Jan
10
comment What does -p do on shell script?
@umlaeute: bash does have a -p option.
Jan
10
answered What does -p do on shell script?
Dec
26
comment OS X Terminal command line prompt hostname changed to unknownXXXXXXXXXXXX
Based on the blog referenced in joerick's answer, it is likely that your DHCP or BootP server, or the reverse DNS lookup, is yielding the unknown<MAC address> (where that MAC is unrelated to it being a Mac). So, look to your network infrastructure for an explanation.
Dec
26
comment OS X Terminal command line prompt hostname changed to unknownXXXXXXXXXXXX
The x-ref'd blog entry is a little dated, unfortunately. On my (slightly dated) 10.7.5, the /etc/hostconfig file contains (slash for newline): # This file is going away / AFPSERVER=-NO- / AUTHSERVER=-NO- / TIMESYNC=-NO- / QTSSERVER=-NO-. Note that there is no HOSTNAME entry as mentioned in the blog. However, the name determination sequence (DHCP or BootP, Reverse DNS, System Preferences, localhost) is likely to be close to the algorithm used.
Dec
26
comment OS X Terminal command line prompt hostname changed to unknownXXXXXXXXXXXX
Welcome to Stack Overflow. Have you rebooted? Have you restarted terminal? Do you run any Ruby in your profile? How does your computer identify itself? Simply installing RoR should not affect your terminal at all. Your question is in danger of being closed as 'off topic'; it is border-line on topic here in my view. You might get a more receptive response on the Apple Stack Exchange site, but they'll likely want to know answers to the questions I raised.
Dec
19
comment Would shell command join cause out of memory?
It ran out of memory because you're not being very sensible in your request. You're doing a Cartesian product of the rows in file1 and the rows in file2. I'm a little surprised it was unable to hold all of 500 MB in main memory. I don't know if it makes any difference if you reorder file1 and file2 on the command line (worth a try because it is easy), but I won't be surprised to find it makes no difference. Are you on a 32-bit machine or 64-bit? More saliently, is the join executable 32-bit or 64-bit? Are you sure the output is useful?

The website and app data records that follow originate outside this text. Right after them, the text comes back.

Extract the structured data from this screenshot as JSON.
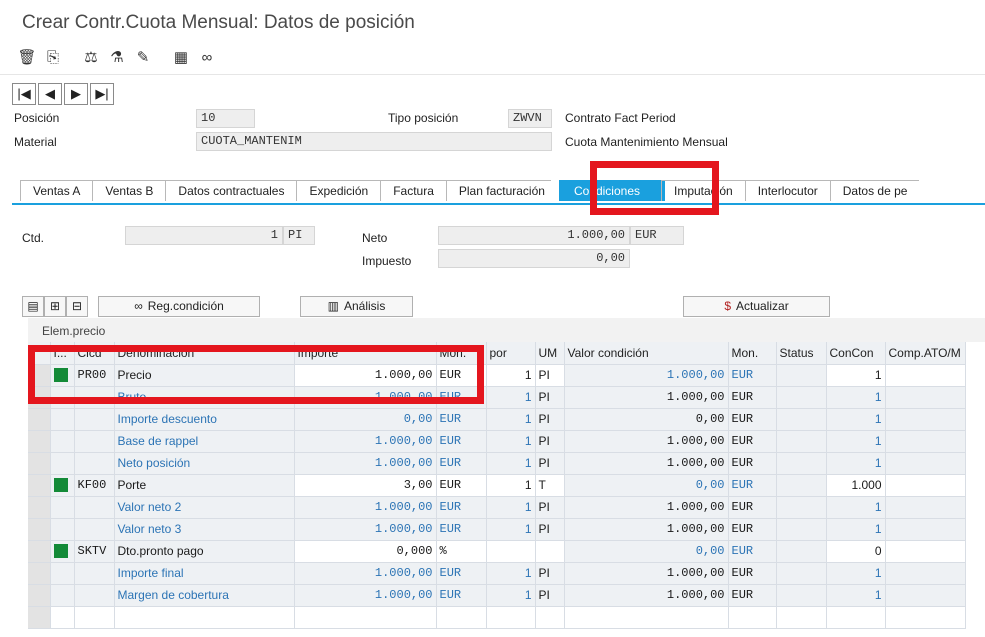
{
  "window": {
    "title": "Crear Contr.Cuota Mensual: Datos de posición"
  },
  "toolbar": {
    "icons": [
      "trash-icon",
      "copy-icon",
      "balance-icon",
      "flask-icon",
      "notepad-icon",
      "calculator-icon",
      "glasses-icon"
    ]
  },
  "header": {
    "posicion_label": "Posición",
    "posicion_value": "10",
    "tipo_label": "Tipo posición",
    "tipo_value": "ZWVN",
    "tipo_desc": "Contrato Fact Period",
    "material_label": "Material",
    "material_value": "CUOTA_MANTENIM",
    "material_desc": "Cuota Mantenimiento Mensual"
  },
  "tabs": [
    "Ventas A",
    "Ventas B",
    "Datos contractuales",
    "Expedición",
    "Factura",
    "Plan facturación",
    "Condiciones",
    "Imputación",
    "Interlocutor",
    "Datos de pe"
  ],
  "active_tab": "Condiciones",
  "qty": {
    "ctd_label": "Ctd.",
    "ctd_value": "1",
    "ctd_unit": "PI",
    "neto_label": "Neto",
    "neto_value": "1.000,00",
    "neto_cur": "EUR",
    "impuesto_label": "Impuesto",
    "impuesto_value": "0,00"
  },
  "buttons": {
    "regcondicion": "Reg.condición",
    "analisis": "Análisis",
    "actualizar": "Actualizar"
  },
  "grid": {
    "section_label": "Elem.precio",
    "columns": [
      "I...",
      "Clcd",
      "Denominación",
      "Importe",
      "Mon.",
      "por",
      "UM",
      "Valor condición",
      "Mon.",
      "Status",
      "ConCon",
      "Comp.ATO/M"
    ],
    "rows": [
      {
        "status": true,
        "clcd": "PR00",
        "denom": "Precio",
        "importe": "1.000,00",
        "mon": "EUR",
        "por": "1",
        "um": "PI",
        "valor": "1.000,00",
        "mon2": "EUR",
        "concon": "1",
        "editable": true,
        "blue": false
      },
      {
        "status": false,
        "clcd": "",
        "denom": "Bruto",
        "importe": "1.000,00",
        "mon": "EUR",
        "por": "1",
        "um": "PI",
        "valor": "1.000,00",
        "mon2": "EUR",
        "concon": "1",
        "editable": false,
        "blue": true
      },
      {
        "status": false,
        "clcd": "",
        "denom": "Importe descuento",
        "importe": "0,00",
        "mon": "EUR",
        "por": "1",
        "um": "PI",
        "valor": "0,00",
        "mon2": "EUR",
        "concon": "1",
        "editable": false,
        "blue": true
      },
      {
        "status": false,
        "clcd": "",
        "denom": "Base de rappel",
        "importe": "1.000,00",
        "mon": "EUR",
        "por": "1",
        "um": "PI",
        "valor": "1.000,00",
        "mon2": "EUR",
        "concon": "1",
        "editable": false,
        "blue": true
      },
      {
        "status": false,
        "clcd": "",
        "denom": "Neto posición",
        "importe": "1.000,00",
        "mon": "EUR",
        "por": "1",
        "um": "PI",
        "valor": "1.000,00",
        "mon2": "EUR",
        "concon": "1",
        "editable": false,
        "blue": true
      },
      {
        "status": true,
        "clcd": "KF00",
        "denom": "Porte",
        "importe": "3,00",
        "mon": "EUR",
        "por": "1",
        "um": "T",
        "valor": "0,00",
        "mon2": "EUR",
        "concon": "1.000",
        "editable": true,
        "blue": false
      },
      {
        "status": false,
        "clcd": "",
        "denom": "Valor neto 2",
        "importe": "1.000,00",
        "mon": "EUR",
        "por": "1",
        "um": "PI",
        "valor": "1.000,00",
        "mon2": "EUR",
        "concon": "1",
        "editable": false,
        "blue": true
      },
      {
        "status": false,
        "clcd": "",
        "denom": "Valor neto 3",
        "importe": "1.000,00",
        "mon": "EUR",
        "por": "1",
        "um": "PI",
        "valor": "1.000,00",
        "mon2": "EUR",
        "concon": "1",
        "editable": false,
        "blue": true
      },
      {
        "status": true,
        "clcd": "SKTV",
        "denom": "Dto.pronto pago",
        "importe": "0,000",
        "mon": "%",
        "por": "",
        "um": "",
        "valor": "0,00",
        "mon2": "EUR",
        "concon": "0",
        "editable": true,
        "blue": false
      },
      {
        "status": false,
        "clcd": "",
        "denom": "Importe final",
        "importe": "1.000,00",
        "mon": "EUR",
        "por": "1",
        "um": "PI",
        "valor": "1.000,00",
        "mon2": "EUR",
        "concon": "1",
        "editable": false,
        "blue": true
      },
      {
        "status": false,
        "clcd": "",
        "denom": "Margen de cobertura",
        "importe": "1.000,00",
        "mon": "EUR",
        "por": "1",
        "um": "PI",
        "valor": "1.000,00",
        "mon2": "EUR",
        "concon": "1",
        "editable": false,
        "blue": true
      }
    ]
  },
  "colors": {
    "accent": "#1aa0de",
    "highlight": "#e4161e",
    "status_green": "#138a38",
    "value_blue": "#2c74b5"
  }
}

Dec
19
answered Would shell command join cause out of memory?
Dec
16
comment How to have .profile sourced automatically
Please explain what you mean by 'on system restart', and the context in which the ~/.profile is not being read. Do you mean that it is not read by the shell in your terminal window? Or something else? Have you configured your terminal window to run a login shell?
Dec
16
comment How to have .profile sourced automatically
Which shell are you using? Bourne, Korn and Bash shells normally read ~/.profile.
Dec
16
comment Does rm -r follow symbolic links?
Doesn't really need to be on Super User; it is a question about a program used in shell programming, and as such is on topic for Stack Overflow.